Nguyen rose early every weekday morning to take the metro from his intern housing in Annandale, Va., to his internship in Washington, D.C. The commute was 90 minutes one way, but Nguyen knew how to pass the time. He watched as men in suits, women in blazers and wandering tourists rotated in and out of the train. He stared out the window, looking at the historic landmarks that, for him, had existed only in photographs and news reports. Now, the buildings were real, and they were part of his everyday life.
“When I was a kid, I never thought that I could ever be here in Washington, D.C.,” Nguyen says. “I used to think that I needed to be white to succeed, and I’m ashamed of that now. I’m proud of my culture, and I’m proud of my accomplishments.”
Nguyen isn’t the only Asian-American who has felt he cannot succeed. “Instead of a ‘glass ceiling,’” says Bueno, “there is what Asian-Americans often call a ‘bamboo ceiling,’ which hinders them from rising to executive levels of leadership.”
During his internship, Nguyen challenged this bamboo ceiling by working closely with the White House Initiative on Asian-Americans and Pacific Islanders—a campaign that President Obama began in 2009 to improve access to federal programs and political positions for Asian-Americans and Pacific Islanders (AAPIs).
For two months, Nguyen analyzed data at the U.S. Department of Agriculture (USDA), researching issues that affect AAPIs. Based on Nguyen’s analyses, the USDA knew if it was fulfilling the White House initiative and helping AAPIs in the United States. If not, the department knew to make a change.
But when Nguyen wasn’t crunching numbers, he was shaking hands with some of the country’s most influential policymakers—and his personal heroes: Rep. Mark Takano (D-CA), Rep. Jared Polis (D-CO) and U.S. Secretary of Housing and Urban Development Julián Castro.
He celebrated this summer of achievement by watching 4th of July fireworks shoot higher than the Washington Monument. He took selfies with the U.S. Air Force band, and he sat on the Lincoln Memorial steps just before sunset.
“Every day, I am a representative and an activist for the Asian-American community,” says Nguyen. “I’ve always wanted to do something that would be worthwhile, and this is it. I’m living my legacy.”
Honoring his family, honoring the community
Nguyen’s fingers traced the names of fallen U.S. service members that are engraved on the black walls of the Vietnam War Memorial in Washington, D.C. He thought of his grandfather.

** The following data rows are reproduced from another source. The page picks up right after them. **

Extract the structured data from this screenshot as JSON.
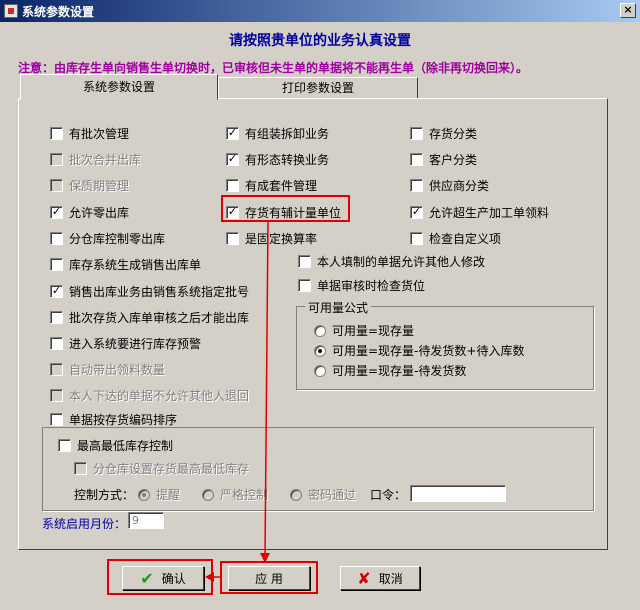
{
  "window": {
    "title": "系统参数设置",
    "close_glyph": "×"
  },
  "heading": "请按照贵单位的业务认真设置",
  "notice": "注意：由库存生单向销售生单切换时，已审核但未生单的单据将不能再生单（除非再切换回来）。",
  "tabs": [
    {
      "label": "系统参数设置"
    },
    {
      "label": "打印参数设置"
    }
  ],
  "options": {
    "col1": [
      {
        "label": "有批次管理",
        "checked": false,
        "disabled": false
      },
      {
        "label": "批次合并出库",
        "checked": false,
        "disabled": true
      },
      {
        "label": "保质期管理",
        "checked": false,
        "disabled": true
      },
      {
        "label": "允许零出库",
        "checked": true,
        "disabled": false
      },
      {
        "label": "分仓库控制零出库",
        "checked": false,
        "disabled": false
      },
      {
        "label": "库存系统生成销售出库单",
        "checked": false,
        "disabled": false
      },
      {
        "label": "销售出库业务由销售系统指定批号",
        "checked": true,
        "disabled": false
      },
      {
        "label": "批次存货入库单审核之后才能出库",
        "checked": false,
        "disabled": false
      },
      {
        "label": "进入系统要进行库存预警",
        "checked": false,
        "disabled": false
      },
      {
        "label": "自动带出领料数量",
        "checked": false,
        "disabled": true
      },
      {
        "label": "本人下达的单据不允许其他人退回",
        "checked": false,
        "disabled": true
      },
      {
        "label": "单据按存货编码排序",
        "checked": false,
        "disabled": false
      }
    ],
    "col2": [
      {
        "label": "有组装拆卸业务",
        "checked": true
      },
      {
        "label": "有形态转换业务",
        "checked": true
      },
      {
        "label": "有成套件管理",
        "checked": false
      },
      {
        "label": "存货有辅计量单位",
        "checked": true
      },
      {
        "label": "是固定换算率",
        "checked": false
      }
    ],
    "col3": [
      {
        "label": "存货分类",
        "checked": false
      },
      {
        "label": "客户分类",
        "checked": false
      },
      {
        "label": "供应商分类",
        "checked": false
      },
      {
        "label": "允许超生产加工单领料",
        "checked": true
      },
      {
        "label": "检查自定义项",
        "checked": false
      }
    ],
    "mid": [
      {
        "label": "本人填制的单据允许其他人修改",
        "checked": false
      },
      {
        "label": "单据审核时检查货位",
        "checked": false
      }
    ]
  },
  "available_formula": {
    "title": "可用量公式",
    "choices": [
      {
        "label": "可用量=现存量",
        "selected": false
      },
      {
        "label": "可用量=现存量-待发货数+待入库数",
        "selected": true
      },
      {
        "label": "可用量=现存量-待发货数",
        "selected": false
      }
    ]
  },
  "stock_limit": {
    "label": "最高最低库存控制",
    "checked": false,
    "sub_label": "分仓库设置存货最高最低库存",
    "sub_checked": false,
    "method_label": "控制方式：",
    "methods": [
      {
        "label": "提醒",
        "selected": true
      },
      {
        "label": "严格控制",
        "selected": false
      },
      {
        "label": "密码通过",
        "selected": false
      }
    ],
    "password_label": "口令：",
    "password_value": ""
  },
  "start_month": {
    "label": "系统启用月份：",
    "value": "9"
  },
  "buttons": {
    "confirm": "确认",
    "apply": "应 用",
    "cancel": "取消"
  },
  "colors": {
    "title_start": "#0a246a",
    "notice": "#a000a0",
    "heading": "#0000a0",
    "highlight": "#e00000"
  }
}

He began to pray.
“His whole life, my grandfather wanted peace for my family. He wanted peace in Vietnam. He wanted to end the hate,” Nguyen says.
By finishing his undergraduate degree, attending law school and running for political office, Nguyen plans to follow in his grandfather’s footsteps, as a political representative for those who do not have a voice in the U.S. government.
“I wouldn’t be here without Michael and Soyon’s support,” says Nguyen. “Now, I want to support Asian-Americans in the same way. I spent the summer making progress, and I don’t see myself stopping.”
“For me, it’s been very special to meet Johnnie,” Carrigan says. “It’s a way to see the incredible quality of the students we have at CU Denver.”
From his offices in CU Denver’s Student Government Association to the inevitable yard signs and bumper stickers that will say “Nguyen 2032,” Johnnie Nguyen is history in the making.